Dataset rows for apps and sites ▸

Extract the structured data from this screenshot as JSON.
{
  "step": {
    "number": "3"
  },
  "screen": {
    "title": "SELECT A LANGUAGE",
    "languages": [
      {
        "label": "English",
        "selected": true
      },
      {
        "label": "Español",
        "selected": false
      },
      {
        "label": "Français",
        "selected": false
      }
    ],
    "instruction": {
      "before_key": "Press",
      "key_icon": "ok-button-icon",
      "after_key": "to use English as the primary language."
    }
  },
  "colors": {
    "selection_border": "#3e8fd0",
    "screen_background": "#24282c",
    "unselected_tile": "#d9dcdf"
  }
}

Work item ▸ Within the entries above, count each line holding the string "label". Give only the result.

Response to this task ▸ 3